Electrified lock mechanisms require different amounts of amperage. Electrified mortise locks, cylindrical locks, magnetic locks, electric strikes usually require low current DC, requiring almost no surge (inrush) current. The same is true for keypads and readers.
The reason is the size of the solenoid and operation of the electronics. Most electrified locks are controlled by a solenoid that either locks (prevents) or unlocks (allows) the mechanism by moving the locking bar/tail piece into or out of a stop position. The solenoid does not move any part of the latch mechanism.
Electric latch retraction products have a larger, more powerful solenoid that actually retracts the latching mechanism, which is either the latch or the rim device bolt. They require a significant amount of surge current to get the solenoid armature and latching mechanism moving. Because the solenoid has a larger coil, it will also require greater holding current (amperage) to keep the latch retracted, permitting the door to be opened.
Surge current is short duration (less than one half a second), high amperage current draw by an electrical device when first operated. For example, the surge current provides the amperage necessary to start a large solenoid moving from the latched to the unlatched position. Once the solenoid has moved, it does not require high amperage current draw to remain in the unlocked position.
Most electromechanical lock mechanisms, keypads and readers have their power requirements printed on the advertisement or at a minimum, the installation manuals. For example, a continuous duty solenoid for a non-inrush applications typically requires 150-350mA @ 24VDC to operate the solenoid. The actual amount is determined by the characteristics of the solenoid and the specific application. Holding current for the solenoid would be the same.
However, to retract a typical latch retraction device would require high in-rush of 12-16 Amps @24VDC for 150-500 milli-seconds. Once the latch has been retracted, the holding current would be 125 to 500mA. Holding current keeps the latch retracted.
To choose the proper power supply, we need to understand how they operate, the ratings of the power supply, the type of power supply and have an understanding of the major components that make-up a power supply.
At this time, we should discuss “filtered” and “regulated” power supplies. “Filtered” power supply means the output voltage current that leaves is for all intent and purposes direct current (DC). However, the output from a switching power supply and a linear power supply are different as different methods are used to “filter” the output.
A “regulated” power supply is designed to maintain constant output voltage under changing load. The regulated power supply monitors the load condition and makes modification to minimize variations. All power supplies are rated to a + voltage and current percentage.
UL294 is the typical testing standard in the Access Control arena.
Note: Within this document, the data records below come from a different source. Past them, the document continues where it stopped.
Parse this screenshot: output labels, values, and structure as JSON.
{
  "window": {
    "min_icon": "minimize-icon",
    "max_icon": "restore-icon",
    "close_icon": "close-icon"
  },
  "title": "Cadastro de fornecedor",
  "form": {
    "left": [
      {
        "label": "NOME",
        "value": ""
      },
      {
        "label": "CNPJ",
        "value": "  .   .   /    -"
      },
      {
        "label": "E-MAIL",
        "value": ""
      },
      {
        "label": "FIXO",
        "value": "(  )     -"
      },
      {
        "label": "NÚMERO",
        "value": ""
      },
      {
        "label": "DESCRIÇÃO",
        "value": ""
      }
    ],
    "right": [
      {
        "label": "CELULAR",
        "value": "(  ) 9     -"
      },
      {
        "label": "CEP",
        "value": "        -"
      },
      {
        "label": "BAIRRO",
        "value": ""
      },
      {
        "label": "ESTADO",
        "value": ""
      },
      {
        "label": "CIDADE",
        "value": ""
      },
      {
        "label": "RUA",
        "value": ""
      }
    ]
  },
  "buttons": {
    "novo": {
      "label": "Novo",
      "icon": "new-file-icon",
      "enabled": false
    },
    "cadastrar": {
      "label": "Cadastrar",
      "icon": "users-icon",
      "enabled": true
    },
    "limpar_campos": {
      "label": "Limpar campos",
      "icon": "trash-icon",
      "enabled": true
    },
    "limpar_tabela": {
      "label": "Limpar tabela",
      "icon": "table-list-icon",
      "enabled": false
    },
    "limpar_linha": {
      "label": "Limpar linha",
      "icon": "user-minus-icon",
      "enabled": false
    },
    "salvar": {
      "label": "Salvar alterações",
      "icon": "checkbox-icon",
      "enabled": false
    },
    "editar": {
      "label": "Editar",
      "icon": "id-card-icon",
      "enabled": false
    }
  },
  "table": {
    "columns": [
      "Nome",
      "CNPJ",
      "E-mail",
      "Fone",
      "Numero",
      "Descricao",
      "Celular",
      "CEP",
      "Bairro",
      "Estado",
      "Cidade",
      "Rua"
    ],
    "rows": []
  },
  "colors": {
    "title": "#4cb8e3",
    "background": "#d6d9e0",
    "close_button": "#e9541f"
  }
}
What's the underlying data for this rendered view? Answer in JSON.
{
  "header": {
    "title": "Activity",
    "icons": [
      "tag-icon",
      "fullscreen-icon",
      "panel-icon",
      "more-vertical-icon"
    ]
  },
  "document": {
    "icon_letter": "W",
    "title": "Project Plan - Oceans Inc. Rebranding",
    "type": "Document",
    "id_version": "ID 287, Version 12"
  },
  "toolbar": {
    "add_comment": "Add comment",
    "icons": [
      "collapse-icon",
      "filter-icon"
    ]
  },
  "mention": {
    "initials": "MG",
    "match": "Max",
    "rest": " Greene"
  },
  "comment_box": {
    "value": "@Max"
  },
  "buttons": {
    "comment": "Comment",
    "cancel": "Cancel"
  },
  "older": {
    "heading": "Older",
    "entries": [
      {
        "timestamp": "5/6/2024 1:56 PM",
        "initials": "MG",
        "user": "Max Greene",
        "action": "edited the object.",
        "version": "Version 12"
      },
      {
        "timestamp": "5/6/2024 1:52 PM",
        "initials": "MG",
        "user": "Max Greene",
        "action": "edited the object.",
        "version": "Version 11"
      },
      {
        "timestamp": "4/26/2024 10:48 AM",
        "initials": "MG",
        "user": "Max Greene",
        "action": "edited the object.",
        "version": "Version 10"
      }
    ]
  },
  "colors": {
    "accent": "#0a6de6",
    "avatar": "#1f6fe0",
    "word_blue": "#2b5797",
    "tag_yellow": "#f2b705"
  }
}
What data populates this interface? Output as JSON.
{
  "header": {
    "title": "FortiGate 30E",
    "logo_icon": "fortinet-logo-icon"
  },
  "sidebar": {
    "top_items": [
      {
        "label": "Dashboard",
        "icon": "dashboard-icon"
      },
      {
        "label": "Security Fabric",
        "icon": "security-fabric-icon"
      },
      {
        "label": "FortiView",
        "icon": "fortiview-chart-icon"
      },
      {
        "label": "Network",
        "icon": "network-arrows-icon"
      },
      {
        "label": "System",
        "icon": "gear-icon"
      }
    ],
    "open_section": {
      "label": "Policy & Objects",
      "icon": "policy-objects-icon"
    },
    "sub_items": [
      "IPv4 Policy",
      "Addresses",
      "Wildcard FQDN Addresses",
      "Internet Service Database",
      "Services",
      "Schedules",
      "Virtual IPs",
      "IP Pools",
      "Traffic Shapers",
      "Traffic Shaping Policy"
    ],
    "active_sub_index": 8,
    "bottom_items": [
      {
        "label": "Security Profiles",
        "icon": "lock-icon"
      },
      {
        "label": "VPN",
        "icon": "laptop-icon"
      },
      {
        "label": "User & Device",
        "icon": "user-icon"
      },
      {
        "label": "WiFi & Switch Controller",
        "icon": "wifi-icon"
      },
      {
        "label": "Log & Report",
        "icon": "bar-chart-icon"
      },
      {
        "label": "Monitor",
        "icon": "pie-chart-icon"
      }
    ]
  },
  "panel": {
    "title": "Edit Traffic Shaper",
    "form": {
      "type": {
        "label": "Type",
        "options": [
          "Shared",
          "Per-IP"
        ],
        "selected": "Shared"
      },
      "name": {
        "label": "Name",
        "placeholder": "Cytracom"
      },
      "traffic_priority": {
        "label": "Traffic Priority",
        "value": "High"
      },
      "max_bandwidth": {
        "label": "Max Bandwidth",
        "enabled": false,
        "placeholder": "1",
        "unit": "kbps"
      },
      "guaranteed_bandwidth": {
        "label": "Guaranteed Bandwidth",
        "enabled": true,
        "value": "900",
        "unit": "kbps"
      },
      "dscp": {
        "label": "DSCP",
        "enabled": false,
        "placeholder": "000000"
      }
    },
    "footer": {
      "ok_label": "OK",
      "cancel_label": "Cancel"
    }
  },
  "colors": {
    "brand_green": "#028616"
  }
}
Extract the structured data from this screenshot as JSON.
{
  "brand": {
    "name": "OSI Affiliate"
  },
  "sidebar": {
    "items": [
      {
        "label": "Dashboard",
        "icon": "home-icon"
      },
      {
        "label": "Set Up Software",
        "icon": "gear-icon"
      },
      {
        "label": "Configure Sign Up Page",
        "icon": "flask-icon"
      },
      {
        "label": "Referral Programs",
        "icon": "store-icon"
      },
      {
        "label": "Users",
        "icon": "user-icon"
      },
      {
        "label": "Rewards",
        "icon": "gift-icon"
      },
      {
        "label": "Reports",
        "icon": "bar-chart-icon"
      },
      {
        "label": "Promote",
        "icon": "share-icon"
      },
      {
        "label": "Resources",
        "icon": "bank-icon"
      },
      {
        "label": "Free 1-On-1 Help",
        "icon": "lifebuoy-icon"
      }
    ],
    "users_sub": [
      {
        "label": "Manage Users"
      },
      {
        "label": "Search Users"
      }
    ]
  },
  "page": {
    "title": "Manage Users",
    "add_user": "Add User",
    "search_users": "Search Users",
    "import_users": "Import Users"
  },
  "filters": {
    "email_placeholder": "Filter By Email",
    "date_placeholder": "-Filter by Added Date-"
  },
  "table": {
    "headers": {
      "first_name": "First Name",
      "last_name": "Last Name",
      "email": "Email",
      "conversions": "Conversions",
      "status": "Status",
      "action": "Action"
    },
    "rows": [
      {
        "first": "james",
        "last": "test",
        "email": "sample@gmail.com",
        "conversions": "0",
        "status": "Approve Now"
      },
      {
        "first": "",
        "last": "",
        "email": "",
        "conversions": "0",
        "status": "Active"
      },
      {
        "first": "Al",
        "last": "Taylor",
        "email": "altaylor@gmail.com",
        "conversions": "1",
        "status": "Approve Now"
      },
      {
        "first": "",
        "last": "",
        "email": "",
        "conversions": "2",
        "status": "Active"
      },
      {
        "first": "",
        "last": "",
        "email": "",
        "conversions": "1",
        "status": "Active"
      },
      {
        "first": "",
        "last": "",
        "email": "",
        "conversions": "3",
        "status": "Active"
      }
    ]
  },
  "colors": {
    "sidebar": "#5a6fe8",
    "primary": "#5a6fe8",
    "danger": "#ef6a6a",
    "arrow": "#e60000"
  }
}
The test protocol verifies the durability and dependability of the power supply through variety of tests including extended “fully loaded” duration, electric shock resistance, and battery backup (if applicable) conditions. UL294 compliant power supplies will be filtered, regulated, and include an indicator showing the presence of power from outside the enclosure. UL 294 Power Supplies are rated at +10 of the stated voltage.
A power supply consists of a transformer and the circuitry necessary to provide the amperage and the “clean” current. The transformer can be the largest component of the power supply. A transformer is a twin coil wired apparatus for reducing or increasing the voltage of alternating current. For access control applications, it lowers the voltage from the AC line current to the usable voltage. Every power supply has a reducing transformer that converts the AC line current to 12, 16, 24, or 48 VAC depending upon the transformer’s design. Some power supplies offer the ability to have multiple voltages, such as 12 and 24 volts.
Command Access Technologies electrifies most commercial manufacturer’s locksets and exit devices for remote control by an access control system or a momentary contact. The company has developed...
If an access control system involves more than a single door, a single power supply won't suffice.